== What the exercise asks ==
Wherever the string "JSON" shows up in the data below, copy the whole line.

================================

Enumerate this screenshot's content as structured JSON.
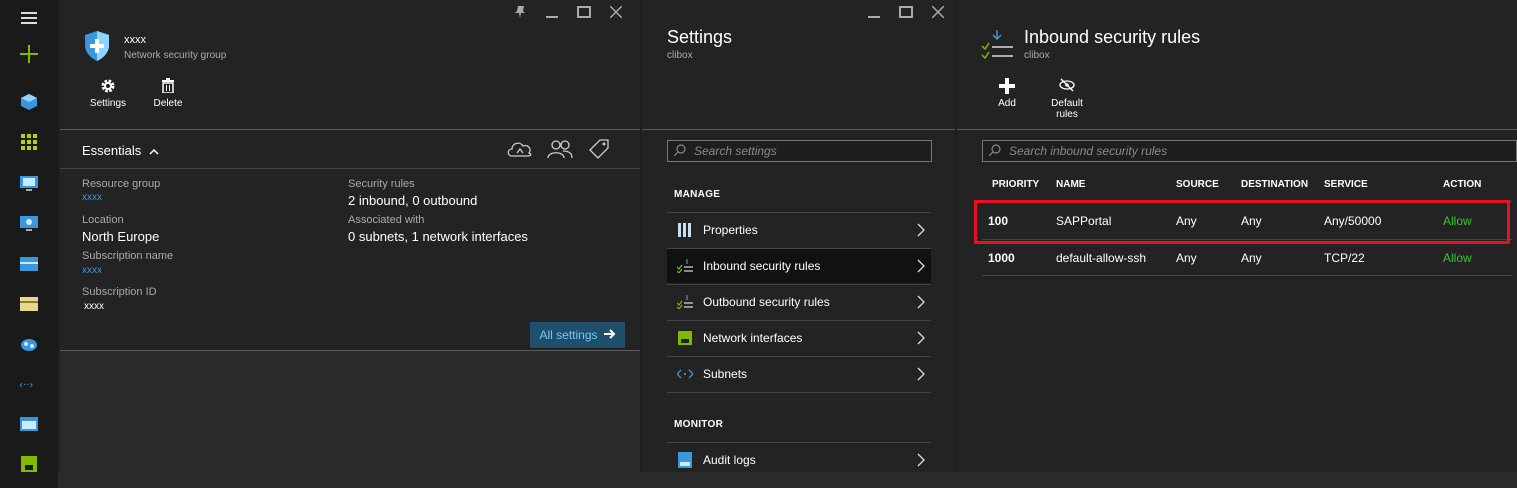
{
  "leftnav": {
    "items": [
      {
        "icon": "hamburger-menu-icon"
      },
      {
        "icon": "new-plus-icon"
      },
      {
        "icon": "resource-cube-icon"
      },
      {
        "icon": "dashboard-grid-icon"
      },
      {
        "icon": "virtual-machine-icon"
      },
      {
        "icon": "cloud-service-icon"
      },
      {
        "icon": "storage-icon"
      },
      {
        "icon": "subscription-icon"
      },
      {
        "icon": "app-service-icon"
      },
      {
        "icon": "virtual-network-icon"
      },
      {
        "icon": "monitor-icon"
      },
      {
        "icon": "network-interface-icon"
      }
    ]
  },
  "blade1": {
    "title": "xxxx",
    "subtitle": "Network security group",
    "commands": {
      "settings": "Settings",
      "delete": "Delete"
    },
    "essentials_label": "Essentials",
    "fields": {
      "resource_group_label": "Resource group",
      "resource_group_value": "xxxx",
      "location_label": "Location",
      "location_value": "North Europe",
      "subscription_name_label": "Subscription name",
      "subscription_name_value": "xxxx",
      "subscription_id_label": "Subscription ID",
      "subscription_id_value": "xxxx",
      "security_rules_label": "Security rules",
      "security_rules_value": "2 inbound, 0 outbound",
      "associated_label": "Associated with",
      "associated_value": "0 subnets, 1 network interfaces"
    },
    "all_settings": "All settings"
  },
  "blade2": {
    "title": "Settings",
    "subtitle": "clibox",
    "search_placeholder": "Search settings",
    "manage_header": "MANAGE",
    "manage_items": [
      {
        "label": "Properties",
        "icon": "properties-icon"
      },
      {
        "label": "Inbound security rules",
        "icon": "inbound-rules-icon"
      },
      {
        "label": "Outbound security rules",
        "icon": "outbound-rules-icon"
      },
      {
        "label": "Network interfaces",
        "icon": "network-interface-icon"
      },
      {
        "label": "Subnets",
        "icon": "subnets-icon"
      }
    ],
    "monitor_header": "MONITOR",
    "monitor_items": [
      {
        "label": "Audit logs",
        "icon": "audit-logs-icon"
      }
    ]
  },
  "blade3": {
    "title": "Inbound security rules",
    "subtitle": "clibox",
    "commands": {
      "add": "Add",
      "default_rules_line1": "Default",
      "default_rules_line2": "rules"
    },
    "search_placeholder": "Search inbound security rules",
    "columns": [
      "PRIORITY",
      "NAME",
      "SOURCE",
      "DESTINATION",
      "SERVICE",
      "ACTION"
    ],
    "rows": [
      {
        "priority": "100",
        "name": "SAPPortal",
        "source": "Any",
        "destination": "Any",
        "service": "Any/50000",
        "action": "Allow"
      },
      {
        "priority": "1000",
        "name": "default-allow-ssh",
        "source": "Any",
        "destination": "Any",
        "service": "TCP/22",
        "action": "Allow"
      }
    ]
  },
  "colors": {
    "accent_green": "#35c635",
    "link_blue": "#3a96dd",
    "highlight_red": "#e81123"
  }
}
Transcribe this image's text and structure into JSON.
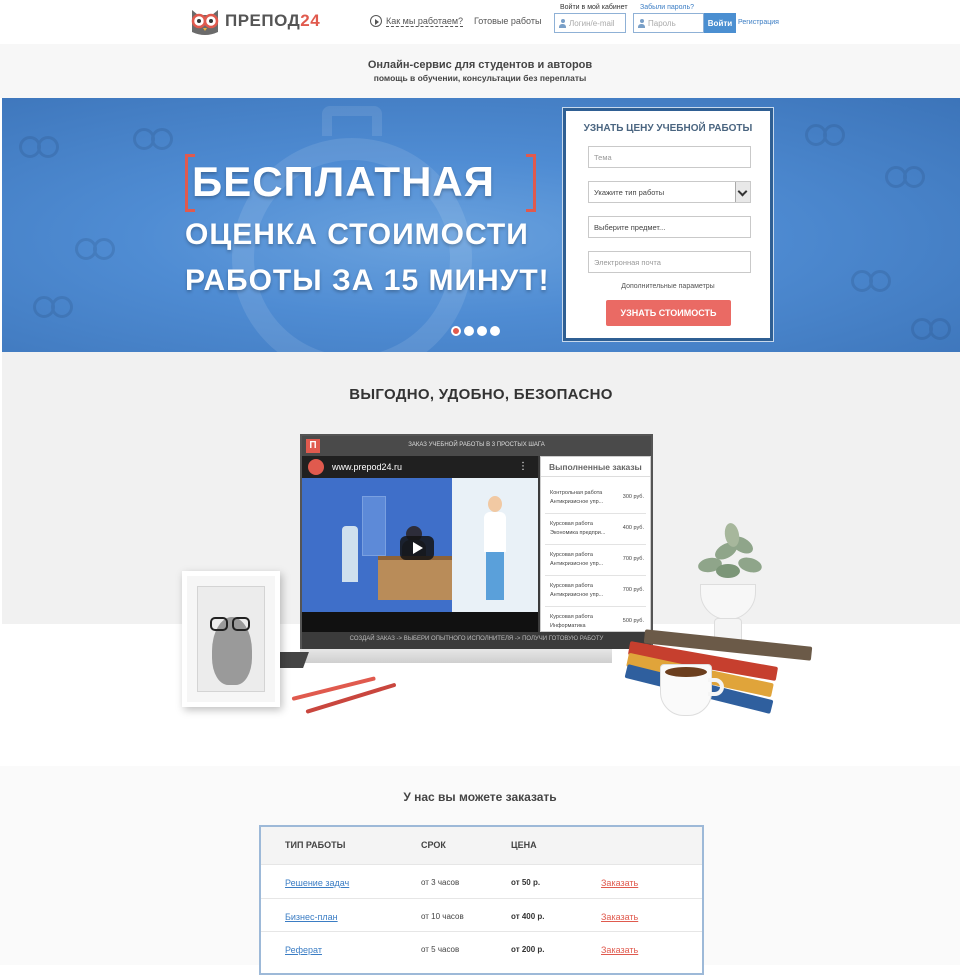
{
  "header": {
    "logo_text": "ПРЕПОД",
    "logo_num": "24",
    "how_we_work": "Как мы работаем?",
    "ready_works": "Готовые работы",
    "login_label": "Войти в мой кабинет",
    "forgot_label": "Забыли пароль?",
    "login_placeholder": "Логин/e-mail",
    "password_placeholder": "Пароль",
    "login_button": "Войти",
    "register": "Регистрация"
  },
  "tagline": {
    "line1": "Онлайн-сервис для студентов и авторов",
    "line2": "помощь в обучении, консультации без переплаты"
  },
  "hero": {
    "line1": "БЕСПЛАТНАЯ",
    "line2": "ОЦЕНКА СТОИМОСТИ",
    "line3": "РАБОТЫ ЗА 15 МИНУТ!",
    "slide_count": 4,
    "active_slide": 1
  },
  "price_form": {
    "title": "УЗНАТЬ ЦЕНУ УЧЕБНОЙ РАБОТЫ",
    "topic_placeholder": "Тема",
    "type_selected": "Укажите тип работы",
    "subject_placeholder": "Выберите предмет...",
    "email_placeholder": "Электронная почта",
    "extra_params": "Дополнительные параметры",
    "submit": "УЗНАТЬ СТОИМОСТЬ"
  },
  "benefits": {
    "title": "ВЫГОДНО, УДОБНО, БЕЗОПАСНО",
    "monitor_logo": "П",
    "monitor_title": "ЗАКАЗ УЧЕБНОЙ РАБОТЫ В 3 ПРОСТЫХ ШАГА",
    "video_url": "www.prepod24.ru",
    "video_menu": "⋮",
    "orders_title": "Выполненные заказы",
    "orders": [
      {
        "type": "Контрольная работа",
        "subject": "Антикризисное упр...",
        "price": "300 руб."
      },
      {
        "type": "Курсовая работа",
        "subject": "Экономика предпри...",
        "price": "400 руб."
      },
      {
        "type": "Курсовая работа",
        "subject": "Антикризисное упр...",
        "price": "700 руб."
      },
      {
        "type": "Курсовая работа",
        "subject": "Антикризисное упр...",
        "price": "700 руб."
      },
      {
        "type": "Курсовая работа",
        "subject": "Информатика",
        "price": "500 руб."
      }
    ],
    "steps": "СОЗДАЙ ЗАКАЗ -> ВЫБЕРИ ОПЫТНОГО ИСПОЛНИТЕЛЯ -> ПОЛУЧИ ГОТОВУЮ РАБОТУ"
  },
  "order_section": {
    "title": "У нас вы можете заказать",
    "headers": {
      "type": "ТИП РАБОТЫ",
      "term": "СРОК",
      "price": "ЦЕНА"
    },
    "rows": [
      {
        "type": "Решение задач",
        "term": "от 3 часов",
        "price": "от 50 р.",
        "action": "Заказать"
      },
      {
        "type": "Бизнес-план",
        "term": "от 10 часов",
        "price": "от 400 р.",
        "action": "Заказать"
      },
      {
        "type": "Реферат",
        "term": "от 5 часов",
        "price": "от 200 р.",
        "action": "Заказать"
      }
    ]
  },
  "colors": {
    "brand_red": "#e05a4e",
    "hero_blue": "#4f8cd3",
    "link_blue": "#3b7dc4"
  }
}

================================

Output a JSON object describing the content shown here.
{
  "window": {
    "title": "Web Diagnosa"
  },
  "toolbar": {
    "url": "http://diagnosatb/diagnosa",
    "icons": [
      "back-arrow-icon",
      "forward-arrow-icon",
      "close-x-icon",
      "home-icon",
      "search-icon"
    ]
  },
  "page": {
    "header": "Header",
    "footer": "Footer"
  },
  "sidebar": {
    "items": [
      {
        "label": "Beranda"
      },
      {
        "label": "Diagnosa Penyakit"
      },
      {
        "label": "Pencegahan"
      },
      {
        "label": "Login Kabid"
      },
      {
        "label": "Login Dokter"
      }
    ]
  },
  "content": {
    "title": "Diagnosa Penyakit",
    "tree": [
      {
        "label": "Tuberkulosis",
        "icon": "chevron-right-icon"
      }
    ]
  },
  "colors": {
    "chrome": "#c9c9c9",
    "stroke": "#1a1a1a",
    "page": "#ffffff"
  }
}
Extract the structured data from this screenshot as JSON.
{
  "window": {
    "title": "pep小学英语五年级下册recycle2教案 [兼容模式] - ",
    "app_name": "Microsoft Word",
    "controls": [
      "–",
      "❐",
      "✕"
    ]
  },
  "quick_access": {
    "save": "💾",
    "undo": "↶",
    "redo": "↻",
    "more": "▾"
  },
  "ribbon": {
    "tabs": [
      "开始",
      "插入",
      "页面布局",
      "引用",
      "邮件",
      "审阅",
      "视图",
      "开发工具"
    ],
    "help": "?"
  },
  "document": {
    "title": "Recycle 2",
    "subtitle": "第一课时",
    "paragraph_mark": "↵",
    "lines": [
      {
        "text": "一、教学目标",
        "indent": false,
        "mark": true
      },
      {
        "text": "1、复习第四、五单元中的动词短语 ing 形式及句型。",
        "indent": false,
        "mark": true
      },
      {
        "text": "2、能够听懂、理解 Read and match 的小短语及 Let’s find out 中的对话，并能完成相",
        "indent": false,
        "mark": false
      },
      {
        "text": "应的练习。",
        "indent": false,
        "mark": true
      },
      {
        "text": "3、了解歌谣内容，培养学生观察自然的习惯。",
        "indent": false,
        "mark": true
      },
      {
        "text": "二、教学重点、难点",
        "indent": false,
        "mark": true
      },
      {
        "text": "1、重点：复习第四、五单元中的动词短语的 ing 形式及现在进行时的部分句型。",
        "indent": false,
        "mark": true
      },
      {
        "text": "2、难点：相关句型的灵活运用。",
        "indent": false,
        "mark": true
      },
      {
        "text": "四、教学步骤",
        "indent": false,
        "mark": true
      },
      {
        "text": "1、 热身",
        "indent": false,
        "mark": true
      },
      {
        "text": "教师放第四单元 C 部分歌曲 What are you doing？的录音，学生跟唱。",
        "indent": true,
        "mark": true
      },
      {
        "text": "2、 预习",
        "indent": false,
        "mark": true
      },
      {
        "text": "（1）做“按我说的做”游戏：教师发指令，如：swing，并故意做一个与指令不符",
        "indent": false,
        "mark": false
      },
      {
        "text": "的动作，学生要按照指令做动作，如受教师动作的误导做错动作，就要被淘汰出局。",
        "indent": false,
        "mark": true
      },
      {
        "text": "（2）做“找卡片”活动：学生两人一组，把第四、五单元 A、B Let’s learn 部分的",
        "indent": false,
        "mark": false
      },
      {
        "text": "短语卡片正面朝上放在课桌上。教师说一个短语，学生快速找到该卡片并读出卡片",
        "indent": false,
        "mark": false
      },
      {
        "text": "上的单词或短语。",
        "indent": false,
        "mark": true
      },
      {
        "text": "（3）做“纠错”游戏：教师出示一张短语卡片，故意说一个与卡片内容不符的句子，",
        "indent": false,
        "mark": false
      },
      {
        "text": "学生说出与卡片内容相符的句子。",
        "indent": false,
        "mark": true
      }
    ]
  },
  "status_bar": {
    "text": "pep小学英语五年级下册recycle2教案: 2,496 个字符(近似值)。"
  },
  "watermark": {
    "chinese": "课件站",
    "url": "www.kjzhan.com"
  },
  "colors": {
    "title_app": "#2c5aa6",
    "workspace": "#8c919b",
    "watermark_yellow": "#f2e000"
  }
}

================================

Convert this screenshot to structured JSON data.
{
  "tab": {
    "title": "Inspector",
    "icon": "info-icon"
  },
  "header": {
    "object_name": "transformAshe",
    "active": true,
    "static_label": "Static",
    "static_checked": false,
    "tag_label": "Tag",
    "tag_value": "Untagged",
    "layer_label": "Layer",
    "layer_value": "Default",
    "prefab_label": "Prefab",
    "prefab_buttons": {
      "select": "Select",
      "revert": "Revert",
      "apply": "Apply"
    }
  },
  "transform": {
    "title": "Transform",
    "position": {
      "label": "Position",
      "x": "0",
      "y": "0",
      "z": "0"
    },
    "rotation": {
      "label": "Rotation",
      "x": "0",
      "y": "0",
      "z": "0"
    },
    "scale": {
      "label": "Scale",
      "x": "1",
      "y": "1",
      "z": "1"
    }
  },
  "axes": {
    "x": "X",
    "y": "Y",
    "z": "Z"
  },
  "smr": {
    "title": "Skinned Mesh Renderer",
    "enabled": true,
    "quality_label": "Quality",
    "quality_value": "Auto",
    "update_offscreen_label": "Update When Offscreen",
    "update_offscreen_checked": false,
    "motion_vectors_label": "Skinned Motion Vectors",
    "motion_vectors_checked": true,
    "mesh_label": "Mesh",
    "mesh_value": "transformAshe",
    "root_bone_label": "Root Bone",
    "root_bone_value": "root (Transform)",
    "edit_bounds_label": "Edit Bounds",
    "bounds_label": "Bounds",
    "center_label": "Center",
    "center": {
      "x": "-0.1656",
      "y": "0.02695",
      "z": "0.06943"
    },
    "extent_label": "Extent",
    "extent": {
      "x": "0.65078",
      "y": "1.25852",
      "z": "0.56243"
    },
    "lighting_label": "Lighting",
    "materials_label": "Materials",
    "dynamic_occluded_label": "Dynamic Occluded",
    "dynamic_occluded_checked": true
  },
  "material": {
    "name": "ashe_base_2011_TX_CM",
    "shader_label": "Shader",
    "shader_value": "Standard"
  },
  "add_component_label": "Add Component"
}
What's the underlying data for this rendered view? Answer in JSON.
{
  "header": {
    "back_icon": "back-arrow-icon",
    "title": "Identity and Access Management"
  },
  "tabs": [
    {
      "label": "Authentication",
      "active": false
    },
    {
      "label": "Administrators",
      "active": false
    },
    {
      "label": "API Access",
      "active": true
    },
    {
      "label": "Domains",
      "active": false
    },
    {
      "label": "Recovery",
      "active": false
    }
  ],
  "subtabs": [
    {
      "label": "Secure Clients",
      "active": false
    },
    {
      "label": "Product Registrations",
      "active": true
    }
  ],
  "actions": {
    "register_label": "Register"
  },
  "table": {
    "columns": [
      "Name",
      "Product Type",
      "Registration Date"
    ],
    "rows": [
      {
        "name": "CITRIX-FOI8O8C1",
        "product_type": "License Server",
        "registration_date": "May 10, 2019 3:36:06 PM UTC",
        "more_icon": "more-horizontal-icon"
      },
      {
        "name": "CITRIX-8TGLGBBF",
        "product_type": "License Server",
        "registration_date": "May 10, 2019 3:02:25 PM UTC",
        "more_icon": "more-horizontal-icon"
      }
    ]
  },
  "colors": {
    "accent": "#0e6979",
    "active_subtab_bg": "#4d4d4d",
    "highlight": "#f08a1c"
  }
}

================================

== Reply ==
Enumerate this screenshot's content as structured JSON.
Transcribe this image's text and structure into JSON.
Output a JSON object describing the content shown here.
Extract the structured data from this screenshot as JSON.
Convert this screenshot to structured JSON data.
What's the underlying data for this rendered view? Answer in JSON.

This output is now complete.